Many of Folger’s recent productions have suffered from unduly weak young female leads, a deficiency Erin Weaver’s Miranda does not remedy. Weaver has beautiful features that unfortunately appear incapable of registering more than two emotions: an odd mix of 1990s-style girl power feistiness, which is starkly out of place with both the times and setting; and a sort of trembling on the verge of tears rigidity, which never quite finds its release, even when she’s in the presence of her beloved Ferdinand, with whom Prospero has engineered a match.
Miranda’s stiffness, thankfully, does not rub off on Mikaal Sulaiman, who as Ferdinand is able to summon the necessary wonder to project a believably enamored young man. David Toney’s Alonso is a regal monarch — simultaneously quiet and authoritative.

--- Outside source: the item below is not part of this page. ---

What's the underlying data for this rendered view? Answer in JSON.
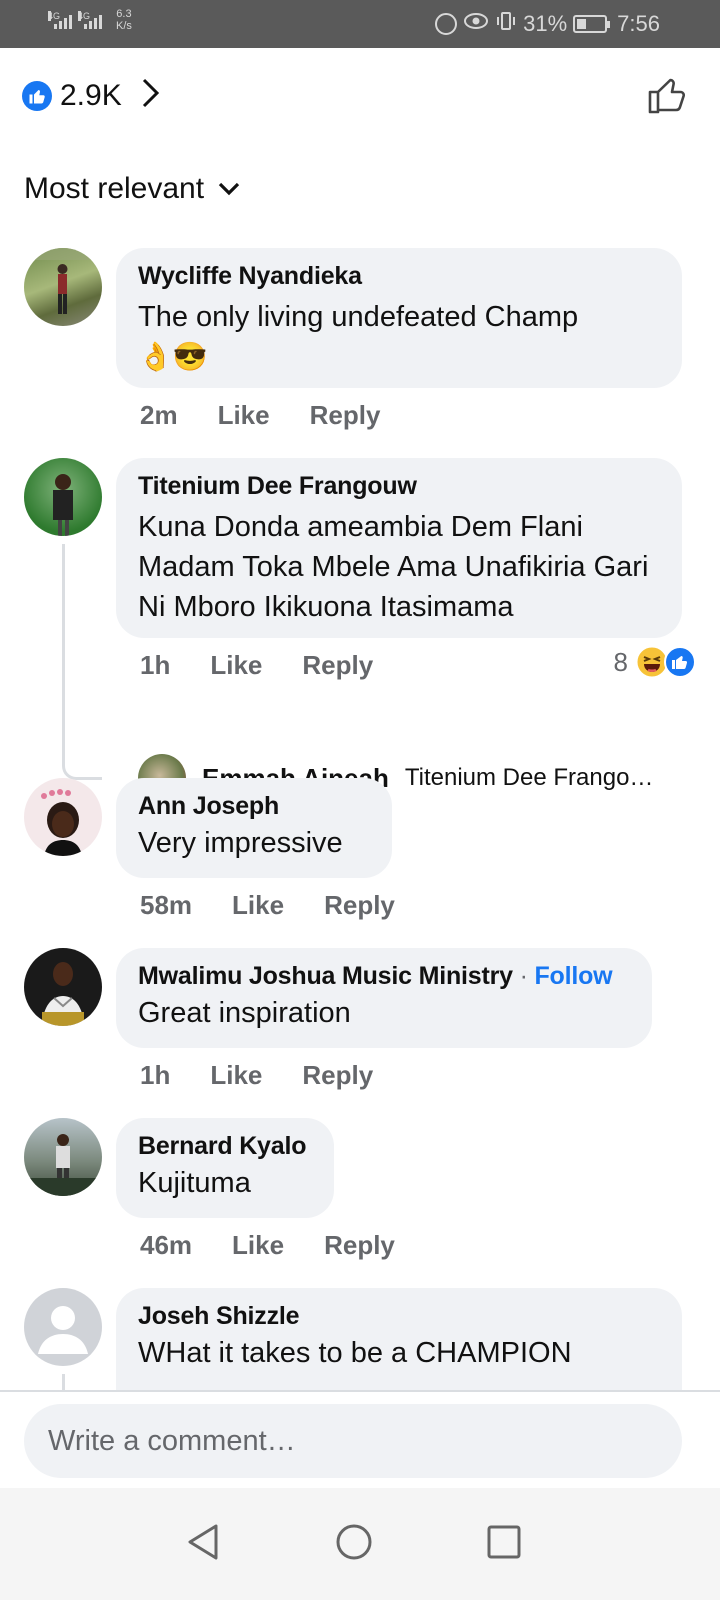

And Jim Zidar is delightful as the curmudgeonly and faithful adviser Gonzalo.
Overall, the half-black, half-white cast meshes well — Prospero, his relatives and associates are white, while Alonso and his relations are black. But there’s one rather awkward moment when the black Sebastian (Jefferson Russell) derisively speaks of the black Alonso having lost his daughter “to an African.”
Finally, the costumes for the shipwrecked quintet of Alonso, Sebastian, Ferdinand, Antonio and Gonzalo — all are decked in rather formal tails — seem a slightly incongruous choice. (Prospero and Miranda’s tattered rags would be at home in several different centuries.) The effect is to make the duplicitous Antonio (Michael Allen) come across as a 19th-century gangster of sorts with dark shades, a bowler hat and a particularly lethal cane. It all lends a rather humorous note to the play — although it’s unclear whether that’s what designer Kate Turner-Walker intended.
“The Tempest” runs through June 17 at the Folger Theatre, located at 201 East Capitol St. SE. For ticket information, go to www.folger.edu/theatre.